fx0-1

Although Mozilla and KDDI, its Japanese carrier partner, are calling the Fx0 a “high-spec” device, that’s only in comparison to other Firefox phones that cost under $50. With a Qualcomm Snapdragon 400, 1.5GB of RAM, and a 4.7-inch, 720 x 1280 screen packed into its translucent shell, it’ll leave Firefox phones like the Cloud FX in the dust, but won’t stand up to the best that Android or iOS offers. The Fx0 will support NFC and LTE; the first Firefox phone to do so.

The Fx0 isn’t just pretty for its own sake. Designed by Tokujin Yoshioka — who has work in the collections of the Museum of Modern Art in New York and Pompidou Centre in Paris — and manufactured by LG, the transparent shell is supposed to reflect “the openness, freedom and transparency that are core to the Mozilla mission.” For most people, they will simply think this phone looks cool. After all, there aren’t a lot of transparent phones readily available.

In Japan, the Fx0 will cost 50,000 yen, or about $416 dollars when it goes on sale on January 6th. (A limited sale starts on December 25th.)

That easily makes it the most expensive Firefox phone and puts it in a price category where it will have to compete with awfully compelling Android devices which are often less expensive. But KDDI seems to be planning to give the Firefox ecosystem as much of a boost as it can, with a dedicated website meant to encourage developers. One thing that would certainly give Firefox OS a little bit of a momentum is if this translucent gem became available in the United States.

fx0-firefox-phone-01

fx0-firefox-phone-02

Firefox’s built-in Skype rival begins to evolve

Firefox Hello, the WebRTC-based video-calling feature that Mozilla and partner Telefónica revealed as a beta feature in October, hit the mainstream — sort of — with the full release of Firefox 34 earlier this week.

It’s still very much under development though, being currently tucked away under the “customize” section in the browser’s settings menu. And, as of Thursday, those who download the beta of Firefox 35 can test out a few improvements.
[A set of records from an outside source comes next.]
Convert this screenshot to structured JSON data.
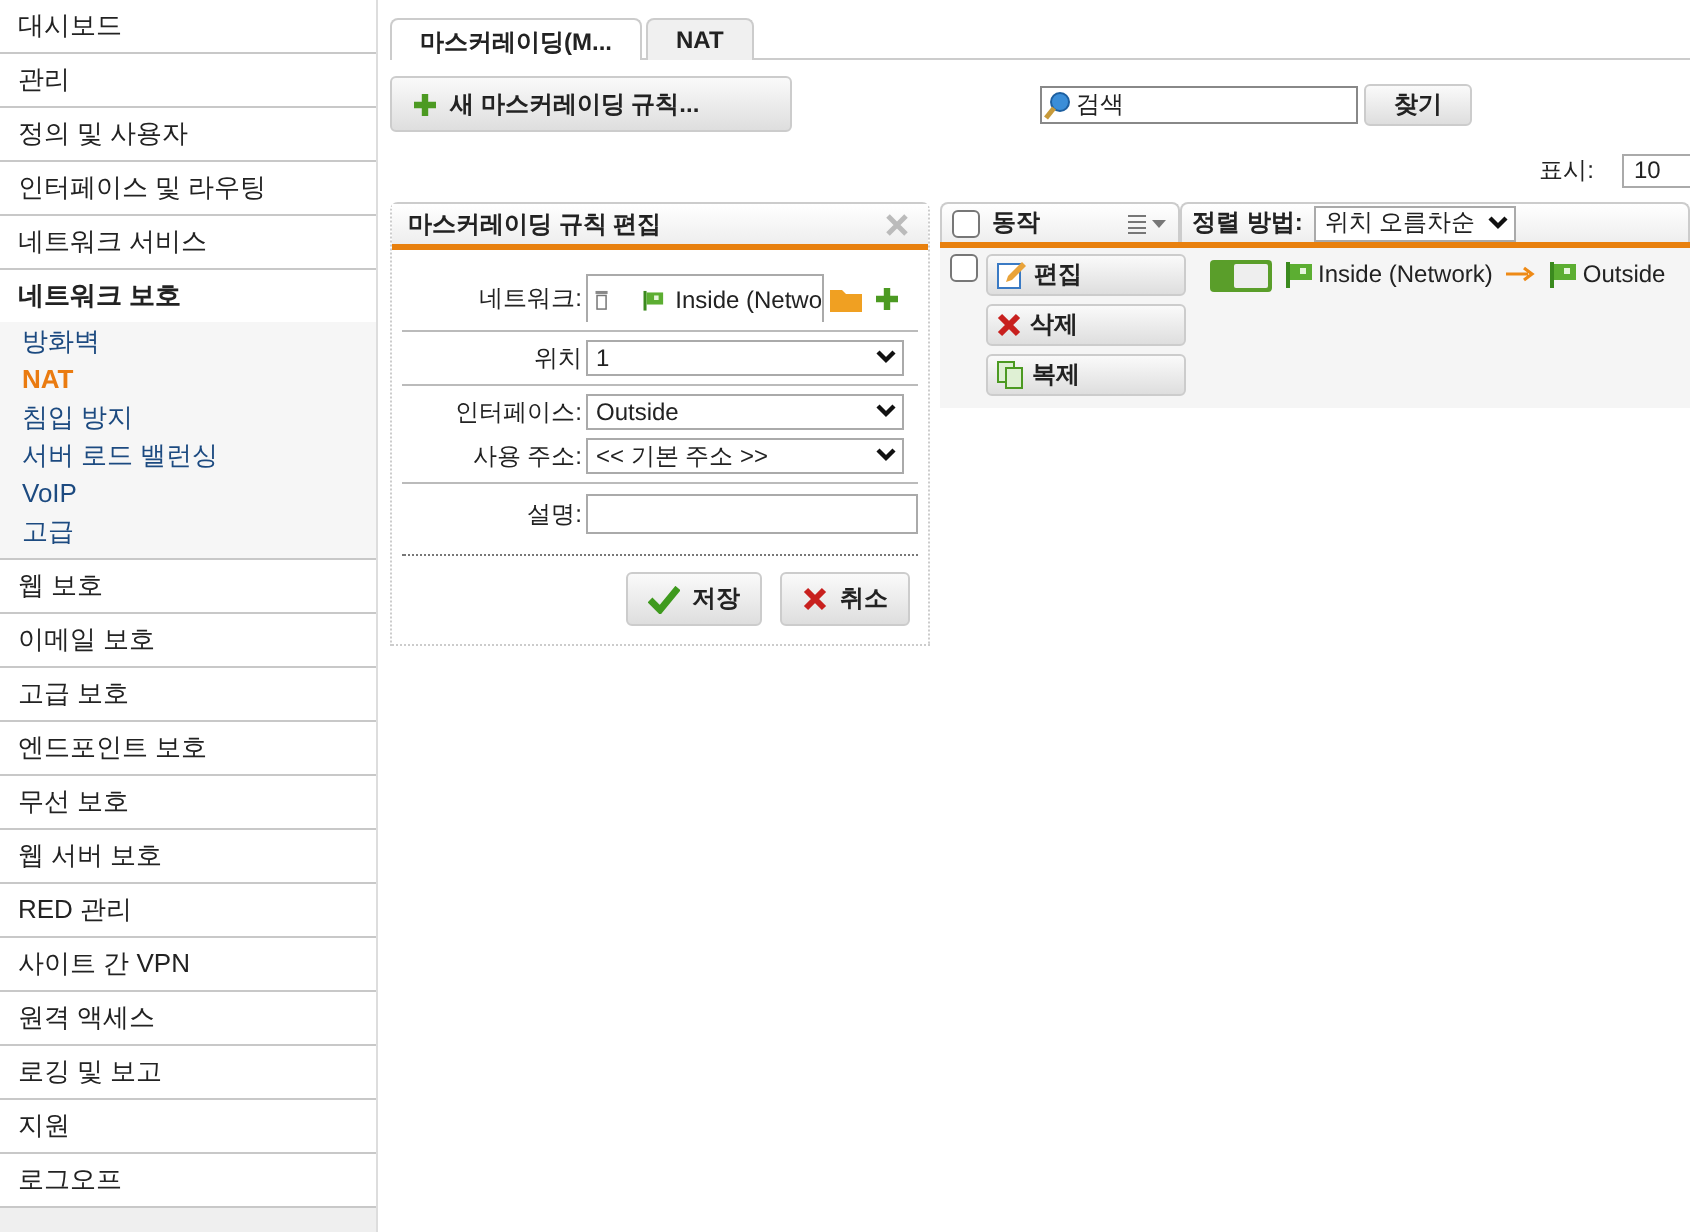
{
  "sidebar": {
    "items": [
      {
        "label": "대시보드",
        "expanded": false
      },
      {
        "label": "관리",
        "expanded": false
      },
      {
        "label": "정의 및 사용자",
        "expanded": false
      },
      {
        "label": "인터페이스 및 라우팅",
        "expanded": false
      },
      {
        "label": "네트워크 서비스",
        "expanded": false
      },
      {
        "label": "네트워크 보호",
        "expanded": true,
        "children": [
          {
            "label": "방화벽",
            "selected": false
          },
          {
            "label": "NAT",
            "selected": true
          },
          {
            "label": "침입 방지",
            "selected": false
          },
          {
            "label": "서버 로드 밸런싱",
            "selected": false
          },
          {
            "label": "VoIP",
            "selected": false
          },
          {
            "label": "고급",
            "selected": false
          }
        ]
      },
      {
        "label": "웹 보호",
        "expanded": false
      },
      {
        "label": "이메일 보호",
        "expanded": false
      },
      {
        "label": "고급 보호",
        "expanded": false
      },
      {
        "label": "엔드포인트 보호",
        "expanded": false
      },
      {
        "label": "무선 보호",
        "expanded": false
      },
      {
        "label": "웹 서버 보호",
        "expanded": false
      },
      {
        "label": "RED 관리",
        "expanded": false
      },
      {
        "label": "사이트 간 VPN",
        "expanded": false
      },
      {
        "label": "원격 액세스",
        "expanded": false
      },
      {
        "label": "로깅 및 보고",
        "expanded": false
      },
      {
        "label": "지원",
        "expanded": false
      },
      {
        "label": "로그오프",
        "expanded": false
      }
    ]
  },
  "tabs": [
    {
      "label": "마스커레이딩(M...",
      "selected": true
    },
    {
      "label": "NAT",
      "selected": false
    }
  ],
  "toolbar": {
    "new_button": "새 마스커레이딩 규칙...",
    "search": {
      "placeholder": "검색"
    },
    "find_button": "찾기",
    "display_label": "표시:",
    "display_value": "10"
  },
  "edit_panel": {
    "title": "마스커레이딩 규칙 편집",
    "groups": [
      [
        {
          "kind": "object",
          "label": "네트워크:",
          "value": "Inside (Netwo"
        }
      ],
      [
        {
          "kind": "select",
          "label": "위치",
          "value": "1"
        }
      ],
      [
        {
          "kind": "select",
          "label": "인터페이스:",
          "value": "Outside"
        },
        {
          "kind": "select",
          "label": "사용 주소:",
          "value": "<< 기본 주소 >>"
        }
      ],
      [
        {
          "kind": "text",
          "label": "설명:"
        }
      ]
    ],
    "buttons": [
      {
        "kind": "save",
        "label": "저장"
      },
      {
        "kind": "cancel",
        "label": "취소"
      }
    ]
  },
  "list": {
    "header": {
      "checked": false,
      "action_label": "동작",
      "sort_label": "정렬 방법:",
      "sort_value": "위치 오름차순"
    },
    "rows": [
      {
        "checked": false,
        "enabled": true,
        "source": "Inside (Network)",
        "target": "Outside",
        "actions": [
          {
            "kind": "edit",
            "label": "편집"
          },
          {
            "kind": "delete",
            "label": "삭제"
          },
          {
            "kind": "clone",
            "label": "복제"
          }
        ]
      }
    ]
  }
}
The big changes are in the account-less call mode, which is moving towards a [company]Google[/company] Hangouts-style room model. When you initiate a call – something that’s done by sending a link to the person you want to talk to – Firefox Hello will now show you your own camera feed before your partner joins the call. The call begins as soon as the person you’ve called joins the conversation, whereas before they would have had to initiate a callback which you would have had to answer.

Users will also now be able to create and name multiple conversations for people they regularly want to talk to, again without needing to create an account or sign in. Not only is this URL-based approach anonymous (theoretically at least), but it also makes it easy to set up chats with users of other WebRTC-toting browsers, such as Chrome and Opera.
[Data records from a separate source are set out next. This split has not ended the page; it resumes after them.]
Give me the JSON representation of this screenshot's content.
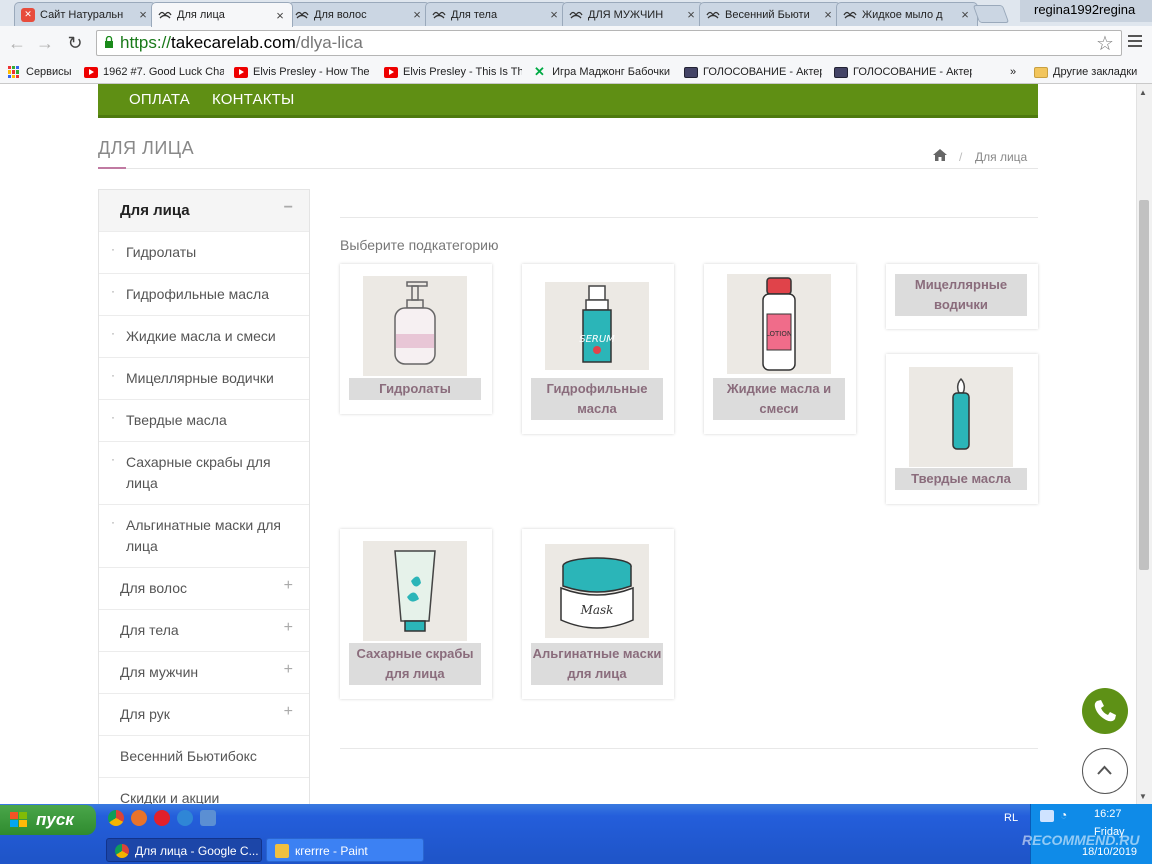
{
  "browser": {
    "tabs": [
      {
        "label": "Сайт Натуральн",
        "active": false,
        "favicon": "red-icon"
      },
      {
        "label": "Для лица",
        "active": true,
        "favicon": "site-logo-icon"
      },
      {
        "label": "Для волос",
        "active": false,
        "favicon": "site-logo-icon"
      },
      {
        "label": "Для тела",
        "active": false,
        "favicon": "site-logo-icon"
      },
      {
        "label": "ДЛЯ МУЖЧИН",
        "active": false,
        "favicon": "site-logo-icon"
      },
      {
        "label": "Весенний Бьюти",
        "active": false,
        "favicon": "site-logo-icon"
      },
      {
        "label": "Жидкое мыло д",
        "active": false,
        "favicon": "site-logo-icon"
      }
    ],
    "tab_close": "×",
    "profile": "regina1992regina",
    "url": {
      "scheme": "https://",
      "host": "takecarelab.com",
      "path": "/dlya-lica"
    },
    "bookmarks": [
      {
        "label": "Сервисы",
        "icon": "apps-icon"
      },
      {
        "label": "1962 #7. Good Luck Cha",
        "icon": "youtube-icon"
      },
      {
        "label": "Elvis Presley - How The",
        "icon": "youtube-icon"
      },
      {
        "label": "Elvis Presley - This Is The",
        "icon": "youtube-icon"
      },
      {
        "label": "Игра Маджонг Бабочки",
        "icon": "butterfly-icon"
      },
      {
        "label": "ГОЛОСОВАНИЕ - Актер",
        "icon": "film-icon"
      },
      {
        "label": "ГОЛОСОВАНИЕ - Актер",
        "icon": "film-icon"
      }
    ],
    "bookmarks_more": "»",
    "other_bookmarks": "Другие закладки"
  },
  "site": {
    "nav": [
      "ОПЛАТА",
      "КОНТАКТЫ"
    ],
    "page_title": "ДЛЯ ЛИЦА",
    "breadcrumb": {
      "separator": "/",
      "current": "Для лица"
    },
    "sidebar": [
      {
        "label": "Для лица",
        "type": "head",
        "sign": "−"
      },
      {
        "label": "Гидролаты",
        "type": "sub"
      },
      {
        "label": "Гидрофильные масла",
        "type": "sub"
      },
      {
        "label": "Жидкие масла и смеси",
        "type": "sub"
      },
      {
        "label": "Мицеллярные водички",
        "type": "sub"
      },
      {
        "label": "Твердые масла",
        "type": "sub"
      },
      {
        "label": "Сахарные скрабы для лица",
        "type": "sub"
      },
      {
        "label": "Альгинатные маски для лица",
        "type": "sub"
      },
      {
        "label": "Для волос",
        "type": "cat",
        "sign": "+"
      },
      {
        "label": "Для тела",
        "type": "cat",
        "sign": "+"
      },
      {
        "label": "Для мужчин",
        "type": "cat",
        "sign": "+"
      },
      {
        "label": "Для рук",
        "type": "cat",
        "sign": "+"
      },
      {
        "label": "Весенний Бьютибокс",
        "type": "cat"
      },
      {
        "label": "Скидки и акции",
        "type": "cat"
      }
    ],
    "subcategory_prompt": "Выберите подкатегорию",
    "subcategories": [
      {
        "label": "Гидролаты",
        "image": "pump-bottle-icon"
      },
      {
        "label": "Гидрофильные масла",
        "image": "serum-bottle-icon"
      },
      {
        "label": "Жидкие масла и смеси",
        "image": "lotion-bottle-icon"
      },
      {
        "label": "Мицеллярные водички",
        "image": ""
      },
      {
        "label": "Твердые масла",
        "image": "stick-icon"
      },
      {
        "label": "Сахарные скрабы для лица",
        "image": "tube-icon"
      },
      {
        "label": "Альгинатные маски для лица",
        "image": "mask-jar-icon"
      }
    ],
    "lotion_text": "LOTION",
    "serum_text": "SERUM",
    "mask_text": "Mask"
  },
  "taskbar": {
    "start": "пуск",
    "tasks": [
      {
        "label": "Для лица - Google C...",
        "icon": "chrome-icon"
      },
      {
        "label": "кгеrrrе - Paint",
        "icon": "paint-icon"
      }
    ],
    "lang": "RL",
    "time": "16:27",
    "day": "Friday",
    "date": "18/10/2019",
    "watermark": "RECOMMEND.RU"
  },
  "colors": {
    "nav_green": "#5f8f14",
    "label_text": "#8a6c7c",
    "accent_pink": "#c07aa2",
    "teal": "#2bb5b8"
  }
}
Those who do set up Firefox Hello accounts can of course make more traditional direct calls, which don’t involve passing on URLs as a setup mechanism.

Mozilla and Telefónica are very much looking for feedback on all this, so if you try it out, be sure to give them your opinion on the changes they’re making.

How Europe could cut Google down to size without splitting it up

Google’s EU search antitrust case is a complex beast that is being overloaded by vested interests. Competition commission Margrethe Vestager would be best advised to keep her solutions simple, and here are some suggestions for what those solutions might entail.